Information shown: Begin

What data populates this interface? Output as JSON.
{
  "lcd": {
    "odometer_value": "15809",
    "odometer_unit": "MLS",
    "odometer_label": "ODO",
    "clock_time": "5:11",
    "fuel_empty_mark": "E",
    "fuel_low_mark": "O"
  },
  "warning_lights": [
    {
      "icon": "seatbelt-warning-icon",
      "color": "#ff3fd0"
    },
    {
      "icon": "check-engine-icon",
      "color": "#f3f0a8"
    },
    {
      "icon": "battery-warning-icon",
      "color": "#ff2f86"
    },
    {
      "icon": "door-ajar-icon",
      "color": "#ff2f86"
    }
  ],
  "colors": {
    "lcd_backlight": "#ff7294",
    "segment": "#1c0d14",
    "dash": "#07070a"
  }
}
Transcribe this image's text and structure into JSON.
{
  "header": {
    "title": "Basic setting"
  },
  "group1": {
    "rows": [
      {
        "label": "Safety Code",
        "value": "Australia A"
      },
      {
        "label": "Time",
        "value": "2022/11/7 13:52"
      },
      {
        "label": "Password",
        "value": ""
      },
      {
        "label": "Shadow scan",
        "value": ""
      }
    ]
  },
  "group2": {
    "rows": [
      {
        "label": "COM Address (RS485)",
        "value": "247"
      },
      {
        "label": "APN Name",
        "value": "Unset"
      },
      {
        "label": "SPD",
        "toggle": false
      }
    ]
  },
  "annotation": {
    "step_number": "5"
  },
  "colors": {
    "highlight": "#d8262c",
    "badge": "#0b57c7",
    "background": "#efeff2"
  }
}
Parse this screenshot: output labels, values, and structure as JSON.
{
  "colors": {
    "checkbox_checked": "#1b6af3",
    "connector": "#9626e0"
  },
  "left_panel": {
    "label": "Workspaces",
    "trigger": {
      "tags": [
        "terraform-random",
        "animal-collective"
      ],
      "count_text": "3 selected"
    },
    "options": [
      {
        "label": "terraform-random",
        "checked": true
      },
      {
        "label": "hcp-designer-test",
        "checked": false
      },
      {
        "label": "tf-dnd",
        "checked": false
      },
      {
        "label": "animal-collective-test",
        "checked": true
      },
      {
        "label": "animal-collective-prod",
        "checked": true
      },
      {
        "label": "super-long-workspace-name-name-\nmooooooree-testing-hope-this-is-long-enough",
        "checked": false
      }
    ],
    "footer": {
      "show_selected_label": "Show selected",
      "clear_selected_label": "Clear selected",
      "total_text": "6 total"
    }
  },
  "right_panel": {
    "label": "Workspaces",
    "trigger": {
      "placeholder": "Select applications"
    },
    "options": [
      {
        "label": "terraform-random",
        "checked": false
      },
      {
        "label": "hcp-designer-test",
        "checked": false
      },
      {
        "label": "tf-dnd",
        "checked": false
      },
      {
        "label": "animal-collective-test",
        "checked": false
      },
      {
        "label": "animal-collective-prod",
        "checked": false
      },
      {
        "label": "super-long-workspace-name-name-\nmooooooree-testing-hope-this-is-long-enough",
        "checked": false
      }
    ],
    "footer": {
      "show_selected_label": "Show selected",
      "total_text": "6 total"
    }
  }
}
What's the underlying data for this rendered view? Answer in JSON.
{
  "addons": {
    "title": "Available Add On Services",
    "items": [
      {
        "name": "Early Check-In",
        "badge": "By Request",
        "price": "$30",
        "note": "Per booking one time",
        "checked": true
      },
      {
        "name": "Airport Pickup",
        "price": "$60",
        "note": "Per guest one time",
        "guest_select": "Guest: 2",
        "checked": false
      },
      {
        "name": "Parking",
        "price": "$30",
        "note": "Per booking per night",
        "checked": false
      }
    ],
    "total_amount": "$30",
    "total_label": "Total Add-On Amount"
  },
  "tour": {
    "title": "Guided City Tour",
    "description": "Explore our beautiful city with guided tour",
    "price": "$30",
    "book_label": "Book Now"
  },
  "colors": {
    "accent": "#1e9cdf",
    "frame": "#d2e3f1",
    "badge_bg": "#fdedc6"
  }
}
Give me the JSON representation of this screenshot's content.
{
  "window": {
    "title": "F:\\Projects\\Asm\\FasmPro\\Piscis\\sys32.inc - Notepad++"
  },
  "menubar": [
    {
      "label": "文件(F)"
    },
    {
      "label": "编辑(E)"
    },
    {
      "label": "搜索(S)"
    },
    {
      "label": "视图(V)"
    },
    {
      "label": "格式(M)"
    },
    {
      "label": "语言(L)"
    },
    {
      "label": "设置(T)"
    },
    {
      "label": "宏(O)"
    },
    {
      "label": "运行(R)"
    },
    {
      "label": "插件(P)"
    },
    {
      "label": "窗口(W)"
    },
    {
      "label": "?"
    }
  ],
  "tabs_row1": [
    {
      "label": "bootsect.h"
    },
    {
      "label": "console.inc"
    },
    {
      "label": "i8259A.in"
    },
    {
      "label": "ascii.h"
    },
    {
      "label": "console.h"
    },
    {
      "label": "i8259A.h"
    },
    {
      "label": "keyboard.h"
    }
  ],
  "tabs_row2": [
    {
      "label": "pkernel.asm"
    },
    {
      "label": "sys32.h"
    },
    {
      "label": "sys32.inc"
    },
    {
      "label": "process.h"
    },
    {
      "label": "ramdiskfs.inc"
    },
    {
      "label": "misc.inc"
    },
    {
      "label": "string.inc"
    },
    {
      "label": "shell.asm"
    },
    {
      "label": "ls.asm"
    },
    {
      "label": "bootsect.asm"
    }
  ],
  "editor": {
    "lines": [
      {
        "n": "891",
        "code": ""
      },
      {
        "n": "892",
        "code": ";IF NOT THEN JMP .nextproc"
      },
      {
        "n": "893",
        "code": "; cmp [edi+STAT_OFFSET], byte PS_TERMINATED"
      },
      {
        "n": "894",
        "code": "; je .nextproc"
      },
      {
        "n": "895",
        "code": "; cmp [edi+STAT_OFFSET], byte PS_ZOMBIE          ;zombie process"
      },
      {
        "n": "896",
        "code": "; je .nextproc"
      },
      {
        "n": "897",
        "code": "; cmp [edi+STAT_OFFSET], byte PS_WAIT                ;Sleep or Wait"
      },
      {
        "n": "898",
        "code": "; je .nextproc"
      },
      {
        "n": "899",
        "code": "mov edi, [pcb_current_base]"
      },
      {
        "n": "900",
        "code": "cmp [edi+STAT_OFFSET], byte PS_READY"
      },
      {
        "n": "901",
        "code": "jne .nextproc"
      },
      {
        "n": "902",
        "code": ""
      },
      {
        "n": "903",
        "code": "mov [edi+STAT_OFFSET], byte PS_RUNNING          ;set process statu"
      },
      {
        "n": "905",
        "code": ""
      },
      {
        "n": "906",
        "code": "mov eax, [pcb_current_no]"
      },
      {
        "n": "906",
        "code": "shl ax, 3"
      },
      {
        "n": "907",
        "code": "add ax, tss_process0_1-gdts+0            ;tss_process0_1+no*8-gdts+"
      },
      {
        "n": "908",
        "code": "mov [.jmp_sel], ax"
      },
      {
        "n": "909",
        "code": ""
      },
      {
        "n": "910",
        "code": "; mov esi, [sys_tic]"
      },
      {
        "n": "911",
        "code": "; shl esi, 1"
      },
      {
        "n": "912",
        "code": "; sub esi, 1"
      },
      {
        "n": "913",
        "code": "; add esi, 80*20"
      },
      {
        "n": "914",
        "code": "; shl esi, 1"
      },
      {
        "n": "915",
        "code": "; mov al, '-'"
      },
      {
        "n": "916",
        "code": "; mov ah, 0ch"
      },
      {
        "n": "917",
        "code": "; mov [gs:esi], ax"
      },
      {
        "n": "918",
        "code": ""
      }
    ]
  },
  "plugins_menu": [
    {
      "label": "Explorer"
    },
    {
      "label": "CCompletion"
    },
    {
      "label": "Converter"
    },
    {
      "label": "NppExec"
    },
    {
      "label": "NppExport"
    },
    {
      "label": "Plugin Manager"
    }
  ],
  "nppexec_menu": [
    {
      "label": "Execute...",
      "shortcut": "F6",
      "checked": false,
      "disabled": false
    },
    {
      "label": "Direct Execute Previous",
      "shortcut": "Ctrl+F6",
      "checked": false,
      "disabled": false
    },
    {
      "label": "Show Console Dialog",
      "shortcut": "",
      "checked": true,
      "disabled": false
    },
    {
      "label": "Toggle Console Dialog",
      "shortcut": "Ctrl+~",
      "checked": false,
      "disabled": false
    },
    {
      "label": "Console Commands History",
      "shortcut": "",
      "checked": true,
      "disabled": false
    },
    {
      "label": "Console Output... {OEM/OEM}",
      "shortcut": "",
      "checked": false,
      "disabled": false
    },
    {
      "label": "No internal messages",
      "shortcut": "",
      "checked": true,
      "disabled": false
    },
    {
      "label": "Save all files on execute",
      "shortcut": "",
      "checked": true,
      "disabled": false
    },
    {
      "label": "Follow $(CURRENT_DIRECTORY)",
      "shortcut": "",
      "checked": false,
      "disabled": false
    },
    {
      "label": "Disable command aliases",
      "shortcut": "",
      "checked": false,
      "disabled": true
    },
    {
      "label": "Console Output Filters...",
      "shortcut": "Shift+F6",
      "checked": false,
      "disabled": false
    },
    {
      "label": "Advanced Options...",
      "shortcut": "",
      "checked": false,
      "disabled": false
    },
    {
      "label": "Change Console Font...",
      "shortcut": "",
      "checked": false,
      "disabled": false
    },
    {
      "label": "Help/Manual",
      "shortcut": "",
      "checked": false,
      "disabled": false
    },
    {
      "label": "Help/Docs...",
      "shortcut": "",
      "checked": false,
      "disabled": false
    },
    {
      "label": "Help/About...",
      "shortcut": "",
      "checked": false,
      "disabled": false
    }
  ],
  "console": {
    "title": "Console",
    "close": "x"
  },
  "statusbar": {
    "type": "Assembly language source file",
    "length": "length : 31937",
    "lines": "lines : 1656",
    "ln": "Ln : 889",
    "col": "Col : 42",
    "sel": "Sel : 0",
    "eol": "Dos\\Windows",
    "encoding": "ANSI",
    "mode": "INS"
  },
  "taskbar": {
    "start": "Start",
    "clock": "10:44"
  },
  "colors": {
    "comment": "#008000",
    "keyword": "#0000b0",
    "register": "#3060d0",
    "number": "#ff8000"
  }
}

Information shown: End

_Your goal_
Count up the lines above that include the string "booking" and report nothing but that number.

_Answer section_
2